Myriad Genetics has reported encouraging Phase II trial results on a drug that it claims tackles the underlying pathology in Alzheimer’s disease.
Flurizan (MPC-7869; R-flurbiprofen) works by reducing levels of beta amyloid, which some believe is the primary cause of neurotoxicity and amyloid plaque development in the brains of AD patients.
Current treatments for the disease, such as Novartis’ Exelon (rivastigmine) and Pfizer/Eisai’s Aricept (donepezil), work by boosting neurotranmitters in the brain, helping neurons work more efficiently but not addressing the underlying loss of nerve cells.

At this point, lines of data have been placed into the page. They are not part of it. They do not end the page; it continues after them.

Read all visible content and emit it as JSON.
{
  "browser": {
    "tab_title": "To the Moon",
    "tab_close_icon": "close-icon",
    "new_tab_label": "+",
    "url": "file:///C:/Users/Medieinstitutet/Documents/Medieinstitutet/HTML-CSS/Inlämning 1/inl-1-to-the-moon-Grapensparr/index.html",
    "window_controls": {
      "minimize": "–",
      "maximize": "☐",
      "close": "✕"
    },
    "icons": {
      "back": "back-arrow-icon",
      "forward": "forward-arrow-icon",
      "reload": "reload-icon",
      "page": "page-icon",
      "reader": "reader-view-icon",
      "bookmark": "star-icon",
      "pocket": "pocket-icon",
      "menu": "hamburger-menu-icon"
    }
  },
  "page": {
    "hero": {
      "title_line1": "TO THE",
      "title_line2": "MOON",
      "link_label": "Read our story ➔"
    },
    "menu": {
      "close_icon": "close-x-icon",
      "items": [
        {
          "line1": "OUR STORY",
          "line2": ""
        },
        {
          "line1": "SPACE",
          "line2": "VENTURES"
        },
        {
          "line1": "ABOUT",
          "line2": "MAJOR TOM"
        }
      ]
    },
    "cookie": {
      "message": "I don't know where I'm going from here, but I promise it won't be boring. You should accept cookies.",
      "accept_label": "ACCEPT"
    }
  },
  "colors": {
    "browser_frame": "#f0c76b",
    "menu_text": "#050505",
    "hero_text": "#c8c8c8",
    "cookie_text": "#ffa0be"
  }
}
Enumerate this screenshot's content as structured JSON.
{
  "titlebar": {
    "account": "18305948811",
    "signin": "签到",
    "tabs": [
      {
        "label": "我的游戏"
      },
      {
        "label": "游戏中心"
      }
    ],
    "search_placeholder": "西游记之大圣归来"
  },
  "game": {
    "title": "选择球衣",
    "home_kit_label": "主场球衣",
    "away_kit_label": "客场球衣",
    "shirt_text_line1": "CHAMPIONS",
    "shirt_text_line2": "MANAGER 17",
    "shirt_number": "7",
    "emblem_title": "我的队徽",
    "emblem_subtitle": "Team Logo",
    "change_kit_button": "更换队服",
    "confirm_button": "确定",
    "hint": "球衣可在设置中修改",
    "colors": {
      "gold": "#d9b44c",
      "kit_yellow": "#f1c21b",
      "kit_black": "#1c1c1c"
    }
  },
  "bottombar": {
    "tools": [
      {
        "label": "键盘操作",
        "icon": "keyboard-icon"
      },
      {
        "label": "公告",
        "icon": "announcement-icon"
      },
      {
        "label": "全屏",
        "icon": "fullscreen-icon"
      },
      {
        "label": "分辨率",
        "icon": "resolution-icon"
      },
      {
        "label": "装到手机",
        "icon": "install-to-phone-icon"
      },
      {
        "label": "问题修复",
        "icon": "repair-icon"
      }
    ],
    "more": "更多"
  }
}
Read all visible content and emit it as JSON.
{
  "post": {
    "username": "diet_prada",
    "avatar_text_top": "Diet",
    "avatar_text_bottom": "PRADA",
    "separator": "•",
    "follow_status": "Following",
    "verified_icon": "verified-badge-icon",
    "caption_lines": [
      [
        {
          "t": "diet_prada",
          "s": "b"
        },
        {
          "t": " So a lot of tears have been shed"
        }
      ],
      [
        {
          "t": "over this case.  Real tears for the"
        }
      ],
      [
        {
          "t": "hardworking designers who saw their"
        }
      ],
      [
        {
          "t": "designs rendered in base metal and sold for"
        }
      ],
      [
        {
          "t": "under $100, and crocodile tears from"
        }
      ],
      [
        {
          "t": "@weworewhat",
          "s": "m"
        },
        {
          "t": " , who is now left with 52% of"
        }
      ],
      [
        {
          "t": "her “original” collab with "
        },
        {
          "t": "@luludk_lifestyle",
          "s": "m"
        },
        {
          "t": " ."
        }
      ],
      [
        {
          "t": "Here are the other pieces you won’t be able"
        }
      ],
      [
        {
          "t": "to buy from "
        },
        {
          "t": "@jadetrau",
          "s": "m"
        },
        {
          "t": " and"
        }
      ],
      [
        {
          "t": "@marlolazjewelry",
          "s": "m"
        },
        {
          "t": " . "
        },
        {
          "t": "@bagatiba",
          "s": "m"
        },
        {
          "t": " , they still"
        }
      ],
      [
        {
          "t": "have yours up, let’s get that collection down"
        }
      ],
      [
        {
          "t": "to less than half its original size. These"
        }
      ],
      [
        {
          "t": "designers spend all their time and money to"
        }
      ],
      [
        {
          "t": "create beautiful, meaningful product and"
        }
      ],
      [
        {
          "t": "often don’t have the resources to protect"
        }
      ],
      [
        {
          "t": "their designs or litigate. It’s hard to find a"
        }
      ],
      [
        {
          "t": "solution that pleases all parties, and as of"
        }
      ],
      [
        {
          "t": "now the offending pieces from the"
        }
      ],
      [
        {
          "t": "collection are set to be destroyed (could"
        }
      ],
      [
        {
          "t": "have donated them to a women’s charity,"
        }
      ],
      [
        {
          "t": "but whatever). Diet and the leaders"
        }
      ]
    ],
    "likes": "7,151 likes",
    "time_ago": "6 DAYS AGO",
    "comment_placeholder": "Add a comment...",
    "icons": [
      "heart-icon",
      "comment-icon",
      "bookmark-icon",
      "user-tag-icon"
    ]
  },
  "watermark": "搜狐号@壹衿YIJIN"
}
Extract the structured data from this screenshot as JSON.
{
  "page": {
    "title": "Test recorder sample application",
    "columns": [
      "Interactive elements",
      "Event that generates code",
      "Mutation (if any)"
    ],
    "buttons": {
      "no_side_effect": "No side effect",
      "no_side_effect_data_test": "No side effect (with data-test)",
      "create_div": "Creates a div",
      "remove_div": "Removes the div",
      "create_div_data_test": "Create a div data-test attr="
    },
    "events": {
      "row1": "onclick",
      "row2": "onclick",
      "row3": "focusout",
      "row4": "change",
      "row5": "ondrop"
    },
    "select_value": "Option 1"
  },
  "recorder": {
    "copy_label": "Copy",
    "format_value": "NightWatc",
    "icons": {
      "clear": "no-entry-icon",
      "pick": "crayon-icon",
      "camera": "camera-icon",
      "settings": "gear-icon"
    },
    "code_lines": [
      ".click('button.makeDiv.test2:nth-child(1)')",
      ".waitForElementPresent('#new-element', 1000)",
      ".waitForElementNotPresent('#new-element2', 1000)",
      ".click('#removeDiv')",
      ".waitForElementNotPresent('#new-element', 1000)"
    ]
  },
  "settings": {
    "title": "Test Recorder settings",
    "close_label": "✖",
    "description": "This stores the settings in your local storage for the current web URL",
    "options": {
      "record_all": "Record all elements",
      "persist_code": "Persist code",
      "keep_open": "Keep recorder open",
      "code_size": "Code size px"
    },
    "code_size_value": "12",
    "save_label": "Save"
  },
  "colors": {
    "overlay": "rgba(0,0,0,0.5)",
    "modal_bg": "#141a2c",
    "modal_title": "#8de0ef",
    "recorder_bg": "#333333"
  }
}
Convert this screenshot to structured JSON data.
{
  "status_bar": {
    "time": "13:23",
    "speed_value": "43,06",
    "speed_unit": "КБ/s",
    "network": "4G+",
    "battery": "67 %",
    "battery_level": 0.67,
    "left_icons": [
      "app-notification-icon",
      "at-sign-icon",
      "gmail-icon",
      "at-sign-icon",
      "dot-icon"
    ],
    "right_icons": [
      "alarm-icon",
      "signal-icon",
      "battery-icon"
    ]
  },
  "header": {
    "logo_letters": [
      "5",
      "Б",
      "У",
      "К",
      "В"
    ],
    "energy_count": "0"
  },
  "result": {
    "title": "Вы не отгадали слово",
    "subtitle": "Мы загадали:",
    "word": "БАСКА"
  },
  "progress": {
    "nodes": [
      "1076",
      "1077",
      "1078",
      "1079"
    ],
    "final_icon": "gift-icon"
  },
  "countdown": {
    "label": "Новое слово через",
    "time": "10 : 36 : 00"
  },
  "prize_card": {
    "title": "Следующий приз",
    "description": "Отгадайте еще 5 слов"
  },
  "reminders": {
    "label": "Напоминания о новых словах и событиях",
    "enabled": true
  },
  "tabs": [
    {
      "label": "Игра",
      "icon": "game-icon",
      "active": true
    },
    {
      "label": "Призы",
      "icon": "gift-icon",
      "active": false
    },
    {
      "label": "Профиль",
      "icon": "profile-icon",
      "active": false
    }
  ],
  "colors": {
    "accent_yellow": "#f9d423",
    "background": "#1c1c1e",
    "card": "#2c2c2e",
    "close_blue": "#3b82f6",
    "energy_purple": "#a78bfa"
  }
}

Last November, Myriad presented 12-month data from the study showing that Flurizan was able to improve cognition and memory in patients with mild-to-moderate AD. On Sunday, follow-up data in patients who remained on treatment out to 21 months revealed that these improvements were maintained, and actually showed an improvement in performance over time, something that has not been seen with existing treatments.
"The results are additional evidence that Flurizan appears to be modifying the course of the underlying disease process,” said Adrian Hobden, Myriad’s president. The company has started a Phase III clinical trial of Flurizan in patients with mild AD.
Generic flurbiprofen, a non-steroidal anti-inflammatory drug, is a mixture of R and S molecules whose structures are mirror images of one another. Myriad’s contains only R-flurbiprofen, the form that seems to have the greatest impact on beta amyloid but has little or no anti-inflammatory effect.
Analysts have suggested that a drug that addressed the underlying cause of AD could reach more than $4 billion in sales at peak.
Other companies working on drugs that block the formation of beta amyloid include Canada’s Neurochem, whose Alzhemed (tramiprosate) is in Phase III testing, and Ireland’s Elan with AN-1792 (an antibody partnered with Wyeth) in Phase II.